-- TASK DIRECTIONS --
Locate the word "video" in the data below, then copy every line that holds it.

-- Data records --
*****

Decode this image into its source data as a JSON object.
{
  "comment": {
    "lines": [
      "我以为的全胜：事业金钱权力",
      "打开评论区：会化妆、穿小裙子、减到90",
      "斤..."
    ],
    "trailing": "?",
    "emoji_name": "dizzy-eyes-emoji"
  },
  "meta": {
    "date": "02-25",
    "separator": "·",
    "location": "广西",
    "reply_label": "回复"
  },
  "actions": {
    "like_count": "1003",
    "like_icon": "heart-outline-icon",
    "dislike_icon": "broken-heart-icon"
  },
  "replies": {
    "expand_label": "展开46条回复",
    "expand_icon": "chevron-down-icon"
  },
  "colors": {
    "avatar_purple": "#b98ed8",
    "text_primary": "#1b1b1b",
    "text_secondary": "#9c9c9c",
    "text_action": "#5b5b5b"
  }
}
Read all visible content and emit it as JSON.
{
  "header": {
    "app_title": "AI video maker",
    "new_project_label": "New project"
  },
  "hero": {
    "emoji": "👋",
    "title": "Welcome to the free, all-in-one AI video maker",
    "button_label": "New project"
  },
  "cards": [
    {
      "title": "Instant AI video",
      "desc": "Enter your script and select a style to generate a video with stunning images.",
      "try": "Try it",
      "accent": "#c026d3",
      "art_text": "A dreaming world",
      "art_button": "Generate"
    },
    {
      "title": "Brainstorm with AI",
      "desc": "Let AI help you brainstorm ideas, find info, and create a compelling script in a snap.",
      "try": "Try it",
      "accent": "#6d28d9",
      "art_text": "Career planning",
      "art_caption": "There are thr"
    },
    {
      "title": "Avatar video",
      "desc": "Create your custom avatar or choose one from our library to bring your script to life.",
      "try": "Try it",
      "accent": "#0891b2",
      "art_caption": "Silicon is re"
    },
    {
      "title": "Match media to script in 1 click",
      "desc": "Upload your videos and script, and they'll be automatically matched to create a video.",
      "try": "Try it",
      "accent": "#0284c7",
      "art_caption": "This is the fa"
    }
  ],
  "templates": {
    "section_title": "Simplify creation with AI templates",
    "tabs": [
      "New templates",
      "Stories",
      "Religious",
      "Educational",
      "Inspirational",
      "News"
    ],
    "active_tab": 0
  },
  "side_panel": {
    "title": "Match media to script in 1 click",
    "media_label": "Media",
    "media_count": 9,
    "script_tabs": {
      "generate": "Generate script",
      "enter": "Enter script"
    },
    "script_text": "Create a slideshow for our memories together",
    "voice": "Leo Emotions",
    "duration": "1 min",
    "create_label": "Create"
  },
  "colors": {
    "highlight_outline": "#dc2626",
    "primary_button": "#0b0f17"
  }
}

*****

-- WRITTEN SOLUTION --
    "app_title": "AI video maker",
    "title": "Welcome to the free, all-in-one AI video maker",
      "title": "Instant AI video",
      "desc": "Enter your script and select a style to generate a video with stunning images.",
      "title": "Avatar video",
      "desc": "Upload your videos and script, and they'll be automatically matched to create a video.",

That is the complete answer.